Could you retype all of the entries exactly, without their pictures?

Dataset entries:

——————————

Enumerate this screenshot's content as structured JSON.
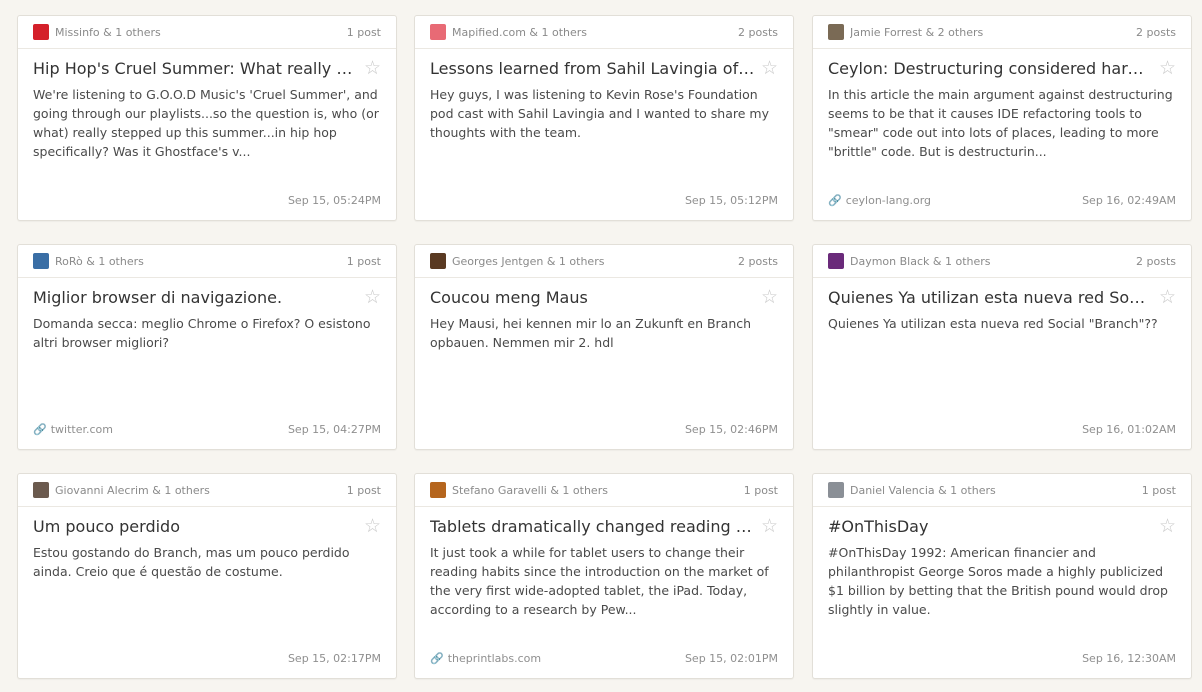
{
  "colors": {
    "background": "#f7f5f0",
    "card_border": "#e2dfd8",
    "star": "#c8c8c8"
  },
  "icons": {
    "star": "star-icon",
    "link": "link-icon"
  },
  "cards": [
    {
      "avatar_color": "#d4202a",
      "participants": "Missinfo & 1 others",
      "posts": "1 post",
      "title": "Hip Hop's Cruel Summer: What really st...",
      "excerpt": "We're listening to G.O.O.D Music's 'Cruel Summer', and going through our playlists...so the question is, who (or what) really stepped up this summer...in hip hop specifically? Was it Ghostface's v...",
      "link": "",
      "date": "Sep 15, 05:24PM"
    },
    {
      "avatar_color": "#e86a75",
      "participants": "Mapified.com & 1 others",
      "posts": "2 posts",
      "title": "Lessons learned from Sahil Lavingia of G...",
      "excerpt": "Hey guys, I was listening to Kevin Rose's Foundation pod cast with Sahil Lavingia and I wanted to share my thoughts with the team.",
      "link": "",
      "date": "Sep 15, 05:12PM"
    },
    {
      "avatar_color": "#7a6a55",
      "participants": "Jamie Forrest & 2 others",
      "posts": "2 posts",
      "title": "Ceylon: Destructuring considered harm...",
      "excerpt": "In this article the main argument against destructuring seems to be that it causes IDE refactoring tools to \"smear\" code out into lots of places, leading to more \"brittle\" code. But is destructurin...",
      "link": "ceylon-lang.org",
      "date": "Sep 16, 02:49AM"
    },
    {
      "avatar_color": "#3a6ea5",
      "participants": "RoRò & 1 others",
      "posts": "1 post",
      "title": "Miglior browser di navigazione.",
      "excerpt": "Domanda secca: meglio Chrome o Firefox? O esistono altri browser migliori?",
      "link": "twitter.com",
      "date": "Sep 15, 04:27PM"
    },
    {
      "avatar_color": "#5a3a22",
      "participants": "Georges Jentgen & 1 others",
      "posts": "2 posts",
      "title": "Coucou meng Maus",
      "excerpt": "Hey Mausi, hei kennen mir lo an Zukunft en Branch opbauen. Nemmen mir 2. hdl",
      "link": "",
      "date": "Sep 15, 02:46PM"
    },
    {
      "avatar_color": "#6a2a7a",
      "participants": "Daymon Black & 1 others",
      "posts": "2 posts",
      "title": "Quienes Ya utilizan esta nueva red Socia...",
      "excerpt": "Quienes Ya utilizan esta nueva red Social \"Branch\"??",
      "link": "",
      "date": "Sep 16, 01:02AM"
    },
    {
      "avatar_color": "#6b5a4e",
      "participants": "Giovanni Alecrim & 1 others",
      "posts": "1 post",
      "title": "Um pouco perdido",
      "excerpt": "Estou gostando do Branch, mas um pouco perdido ainda. Creio que é questão de costume.",
      "link": "",
      "date": "Sep 15, 02:17PM"
    },
    {
      "avatar_color": "#b5651d",
      "participants": "Stefano Garavelli & 1 others",
      "posts": "1 post",
      "title": "Tablets dramatically changed reading ha...",
      "excerpt": "It just took a while for tablet users to change their reading habits since the introduction on the market of the very first wide-adopted tablet, the iPad. Today, according to a research by Pew...",
      "link": "theprintlabs.com",
      "date": "Sep 15, 02:01PM"
    },
    {
      "avatar_color": "#8a8f96",
      "participants": "Daniel Valencia & 1 others",
      "posts": "1 post",
      "title": "#OnThisDay",
      "excerpt": "#OnThisDay 1992: American financier and philanthropist George Soros made a highly publicized $1 billion by betting that the British pound would drop slightly in value.",
      "link": "",
      "date": "Sep 16, 12:30AM"
    }
  ]
}
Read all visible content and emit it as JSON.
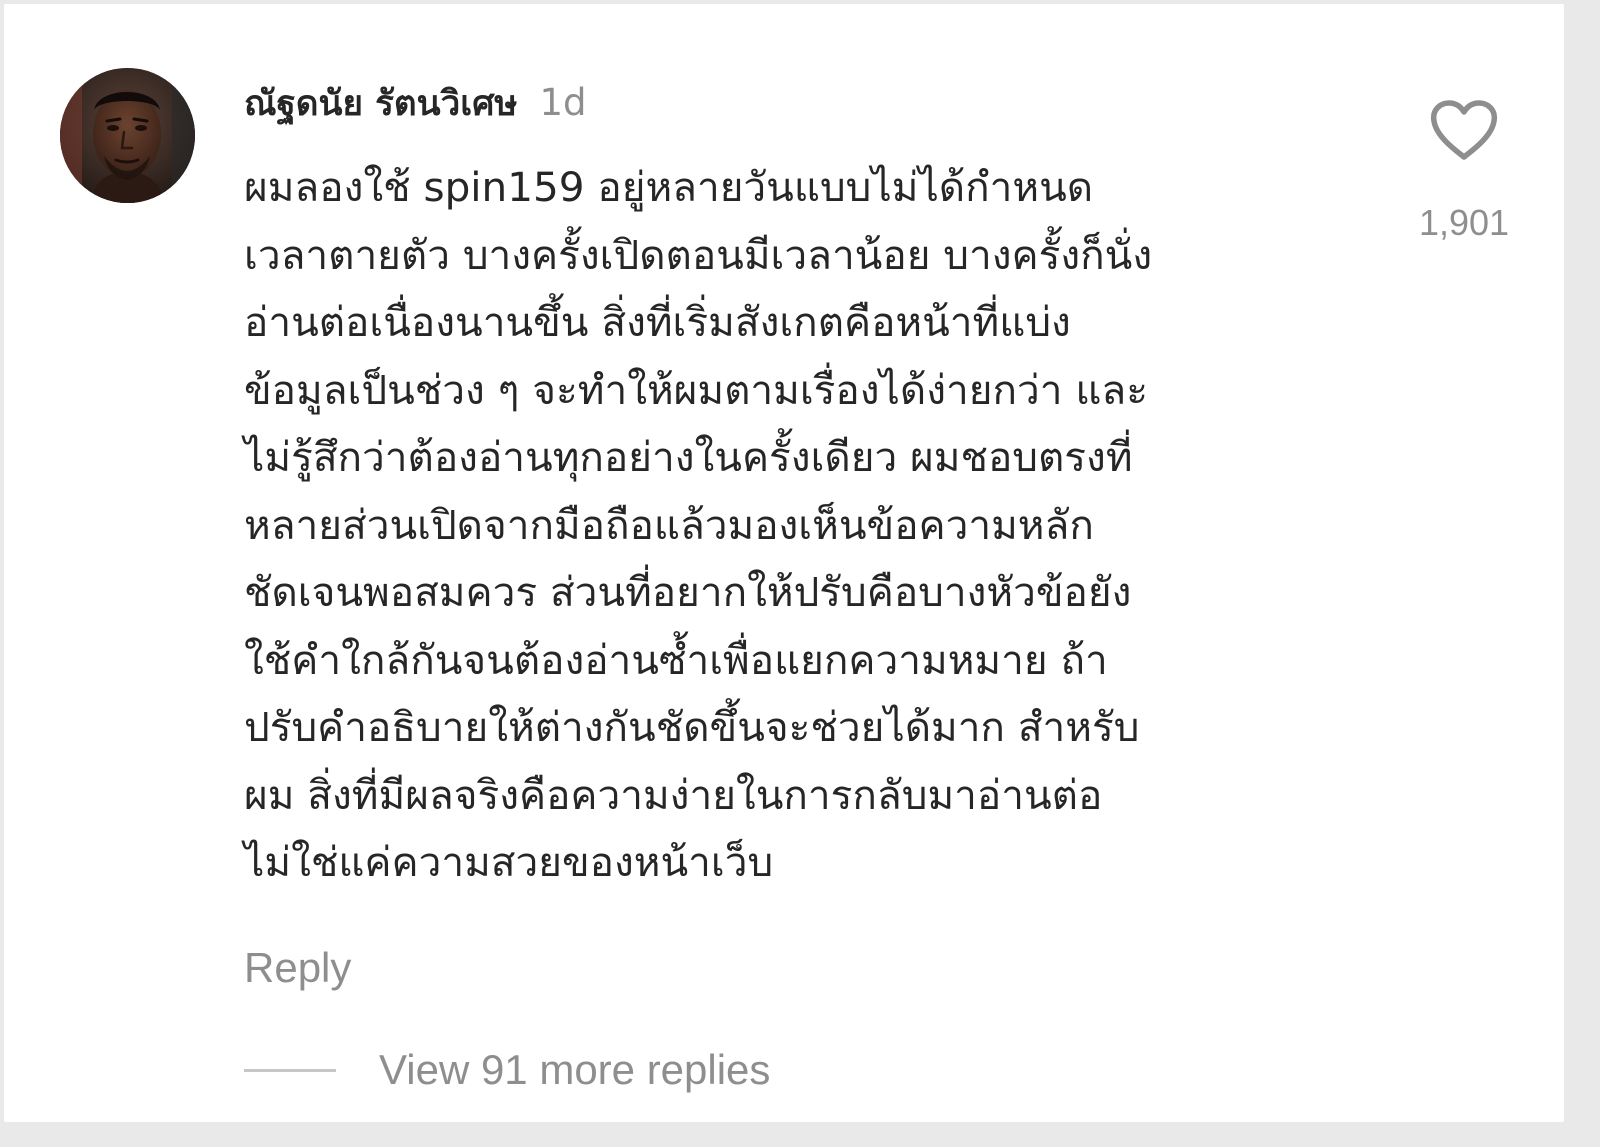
{
  "comment": {
    "author": "ณัฐดนัย รัตนวิเศษ",
    "timestamp": "1d",
    "text": "ผมลองใช้ spin159 อยู่หลายวันแบบไม่ได้กำหนด\nเวลาตายตัว บางครั้งเปิดตอนมีเวลาน้อย บางครั้งก็นั่ง\nอ่านต่อเนื่องนานขึ้น สิ่งที่เริ่มสังเกตคือหน้าที่แบ่ง\nข้อมูลเป็นช่วง ๆ จะทำให้ผมตามเรื่องได้ง่ายกว่า และ\nไม่รู้สึกว่าต้องอ่านทุกอย่างในครั้งเดียว ผมชอบตรงที่\nหลายส่วนเปิดจากมือถือแล้วมองเห็นข้อความหลัก\nชัดเจนพอสมควร ส่วนที่อยากให้ปรับคือบางหัวข้อยัง\nใช้คำใกล้กันจนต้องอ่านซ้ำเพื่อแยกความหมาย ถ้า\nปรับคำอธิบายให้ต่างกันชัดขึ้นจะช่วยได้มาก สำหรับ\nผม สิ่งที่มีผลจริงคือความง่ายในการกลับมาอ่านต่อ\nไม่ใช่แค่ความสวยของหน้าเว็บ",
    "like_count": "1,901",
    "reply_label": "Reply",
    "view_replies_label": "View 91 more replies"
  },
  "icons": {
    "like": "heart-outline-icon",
    "avatar": "profile-photo"
  },
  "colors": {
    "primary_text": "#262626",
    "secondary_text": "#8e8e8e",
    "divider": "#c7c7c7",
    "background": "#ffffff"
  }
}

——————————

## RESPONSE:
Enumerate this screenshot's content as structured JSON.
{
  "colors": {
    "background": "#f7f5f0",
    "card_border": "#e2dfd8",
    "star": "#c8c8c8"
  },
  "icons": {
    "star": "star-icon",
    "link": "link-icon"
  },
  "cards": [
    {
      "avatar_color": "#d4202a",
      "participants": "Missinfo & 1 others",
      "posts": "1 post",
      "title": "Hip Hop's Cruel Summer: What really st...",
      "excerpt": "We're listening to G.O.O.D Music's 'Cruel Summer', and going through our playlists...so the question is, who (or what) really stepped up this summer...in hip hop specifically? Was it Ghostface's v...",
      "link": "",
      "date": "Sep 15, 05:24PM"
    },
    {
      "avatar_color": "#e86a75",
      "participants": "Mapified.com & 1 others",
      "posts": "2 posts",
      "title": "Lessons learned from Sahil Lavingia of G...",
      "excerpt": "Hey guys, I was listening to Kevin Rose's Foundation pod cast with Sahil Lavingia and I wanted to share my thoughts with the team.",
      "link": "",
      "date": "Sep 15, 05:12PM"
    },
    {
      "avatar_color": "#7a6a55",
      "participants": "Jamie Forrest & 2 others",
      "posts": "2 posts",
      "title": "Ceylon: Destructuring considered harm...",
      "excerpt": "In this article the main argument against destructuring seems to be that it causes IDE refactoring tools to \"smear\" code out into lots of places, leading to more \"brittle\" code. But is destructurin...",
      "link": "ceylon-lang.org",
      "date": "Sep 16, 02:49AM"
    },
    {
      "avatar_color": "#3a6ea5",
      "participants": "RoRò & 1 others",
      "posts": "1 post",
      "title": "Miglior browser di navigazione.",
      "excerpt": "Domanda secca: meglio Chrome o Firefox? O esistono altri browser migliori?",
      "link": "twitter.com",
      "date": "Sep 15, 04:27PM"
    },
    {
      "avatar_color": "#5a3a22",
      "participants": "Georges Jentgen & 1 others",
      "posts": "2 posts",
      "title": "Coucou meng Maus",
      "excerpt": "Hey Mausi, hei kennen mir lo an Zukunft en Branch opbauen. Nemmen mir 2. hdl",
      "link": "",
      "date": "Sep 15, 02:46PM"
    },
    {
      "avatar_color": "#6a2a7a",
      "participants": "Daymon Black & 1 others",
      "posts": "2 posts",
      "title": "Quienes Ya utilizan esta nueva red Socia...",
      "excerpt": "Quienes Ya utilizan esta nueva red Social \"Branch\"??",
      "link": "",
      "date": "Sep 16, 01:02AM"
    },
    {
      "avatar_color": "#6b5a4e",
      "participants": "Giovanni Alecrim & 1 others",
      "posts": "1 post",
      "title": "Um pouco perdido",
      "excerpt": "Estou gostando do Branch, mas um pouco perdido ainda. Creio que é questão de costume.",
      "link": "",
      "date": "Sep 15, 02:17PM"
    },
    {
      "avatar_color": "#b5651d",
      "participants": "Stefano Garavelli & 1 others",
      "posts": "1 post",
      "title": "Tablets dramatically changed reading ha...",
      "excerpt": "It just took a while for tablet users to change their reading habits since the introduction on the market of the very first wide-adopted tablet, the iPad. Today, according to a research by Pew...",
      "link": "theprintlabs.com",
      "date": "Sep 15, 02:01PM"
    },
    {
      "avatar_color": "#8a8f96",
      "participants": "Daniel Valencia & 1 others",
      "posts": "1 post",
      "title": "#OnThisDay",
      "excerpt": "#OnThisDay 1992: American financier and philanthropist George Soros made a highly publicized $1 billion by betting that the British pound would drop slightly in value.",
      "link": "",
      "date": "Sep 16, 12:30AM"
    }
  ]
}
Read all visible content and emit it as JSON.
{
  "comment": {
    "author": "ณัฐดนัย รัตนวิเศษ",
    "timestamp": "1d",
    "text": "ผมลองใช้ spin159 อยู่หลายวันแบบไม่ได้กำหนด\nเวลาตายตัว บางครั้งเปิดตอนมีเวลาน้อย บางครั้งก็นั่ง\nอ่านต่อเนื่องนานขึ้น สิ่งที่เริ่มสังเกตคือหน้าที่แบ่ง\nข้อมูลเป็นช่วง ๆ จะทำให้ผมตามเรื่องได้ง่ายกว่า และ\nไม่รู้สึกว่าต้องอ่านทุกอย่างในครั้งเดียว ผมชอบตรงที่\nหลายส่วนเปิดจากมือถือแล้วมองเห็นข้อความหลัก\nชัดเจนพอสมควร ส่วนที่อยากให้ปรับคือบางหัวข้อยัง\nใช้คำใกล้กันจนต้องอ่านซ้ำเพื่อแยกความหมาย ถ้า\nปรับคำอธิบายให้ต่างกันชัดขึ้นจะช่วยได้มาก สำหรับ\nผม สิ่งที่มีผลจริงคือความง่ายในการกลับมาอ่านต่อ\nไม่ใช่แค่ความสวยของหน้าเว็บ",
    "like_count": "1,901",
    "reply_label": "Reply",
    "view_replies_label": "View 91 more replies"
  },
  "icons": {
    "like": "heart-outline-icon",
    "avatar": "profile-photo"
  },
  "colors": {
    "primary_text": "#262626",
    "secondary_text": "#8e8e8e",
    "divider": "#c7c7c7",
    "background": "#ffffff"
  }
}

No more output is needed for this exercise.